John Phillips is the financial services director at Kinleigh Folkard & Hayward and in a recent article for Mortgage Introducer he makes an interesting point about lending criteria.
There are plenty of positive headlines in the news about the return of growth to the UK economy and even enough good house price data to spark talk of a bubble and imminent correction.
At the front-line it is fair to say that we are seeing greater levels of confidence, with all measures pointing in the right direction.
The missing piece however is any significant improvement in household real incomes.
You can read the full article here
Although he obviously does not give specifics or timescales John does make a valid point that with the current cap on incomes it is hard to see how the property market can continue its current revival without lending criteria changing a little.
House Price Rises
Meanwhile RICS has reported that over half of its members reported price rises during October, the highest level since June 2002, Read more:
This adds to a wide range of predictions of price rises for the next twelve months, and the associated good & bad consequences. The government’s Help to Buy scheme is adding to the mix with pretty much all of the mainstream lenders now offering access. For mortgage brokers the increased activity can only be good news, but is it a short-term benefit?
Quite how the government will keep a lid on the property market remains to be seen. There is a natural (Conservative) tendency to trust that “market forces” will apply any necessary corrections. However, with the level of regulatory and treasury intervention already taking place in the housing market there is no real “market force” to content with. It is all artificially contrived.
And as if to prove the point, the Bank of England has pretty much confirmed that they do not see market control as their responsibility. This comment was in response to the Royal Institution of Chartered Surveyors’ suggestion last month that the Bank should step in to control house price inflation by capping it at 5%. It would appear that the Bank of England are content to see house prices rise as mortgages become more widely available. The bank’s main tool to combat price inflation is to control interest rates, but with the current constraint on incomes any upwards hike in rates could be very problematic for existing borrowers.
The banks acknowledge that there is a wider problem with the general population’s finances as a recent HSBC press release highlights a savings issue:
800,000 more households on the brink than in 2012 34% of the UK population have savings of £250 or less. New research from HSBC has found that over a third of people in the UK – around 8.8 million households – only have £250 or less set aside as a financial safety net.

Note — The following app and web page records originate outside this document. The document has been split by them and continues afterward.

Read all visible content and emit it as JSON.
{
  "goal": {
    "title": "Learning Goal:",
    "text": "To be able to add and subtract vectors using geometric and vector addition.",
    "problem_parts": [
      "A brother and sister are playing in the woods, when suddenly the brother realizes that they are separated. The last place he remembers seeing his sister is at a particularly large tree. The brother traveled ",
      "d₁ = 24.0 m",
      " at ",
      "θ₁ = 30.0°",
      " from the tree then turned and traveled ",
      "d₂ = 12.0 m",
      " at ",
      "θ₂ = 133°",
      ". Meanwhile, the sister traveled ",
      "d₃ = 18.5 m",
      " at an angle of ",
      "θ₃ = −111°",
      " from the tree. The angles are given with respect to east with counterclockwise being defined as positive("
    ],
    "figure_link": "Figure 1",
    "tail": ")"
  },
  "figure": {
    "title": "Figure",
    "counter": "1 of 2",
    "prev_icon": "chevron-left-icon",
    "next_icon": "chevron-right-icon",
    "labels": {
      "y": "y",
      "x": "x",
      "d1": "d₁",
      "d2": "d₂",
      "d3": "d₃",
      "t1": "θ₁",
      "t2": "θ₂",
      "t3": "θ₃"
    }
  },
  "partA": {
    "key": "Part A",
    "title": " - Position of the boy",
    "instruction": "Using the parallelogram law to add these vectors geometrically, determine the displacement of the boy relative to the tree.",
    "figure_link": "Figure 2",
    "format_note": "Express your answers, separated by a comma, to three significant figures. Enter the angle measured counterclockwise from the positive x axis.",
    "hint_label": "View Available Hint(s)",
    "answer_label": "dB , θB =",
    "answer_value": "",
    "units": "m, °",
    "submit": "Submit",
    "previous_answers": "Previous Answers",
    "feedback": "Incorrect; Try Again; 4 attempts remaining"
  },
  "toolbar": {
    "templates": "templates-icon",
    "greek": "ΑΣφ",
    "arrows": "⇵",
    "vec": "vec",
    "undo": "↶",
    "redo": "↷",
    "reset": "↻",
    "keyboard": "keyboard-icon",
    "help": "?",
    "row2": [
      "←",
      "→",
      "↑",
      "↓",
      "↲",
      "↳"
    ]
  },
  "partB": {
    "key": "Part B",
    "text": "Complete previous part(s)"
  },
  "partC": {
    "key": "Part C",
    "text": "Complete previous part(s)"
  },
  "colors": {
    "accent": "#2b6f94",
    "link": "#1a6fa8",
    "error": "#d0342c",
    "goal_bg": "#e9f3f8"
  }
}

Of course the 34% of households mentioned in the research may not be the same households that are applying for mortgages. Nevertheless it should be of concern that the general public appear to be walking into government underwritten home loans with very little by way of a safety net.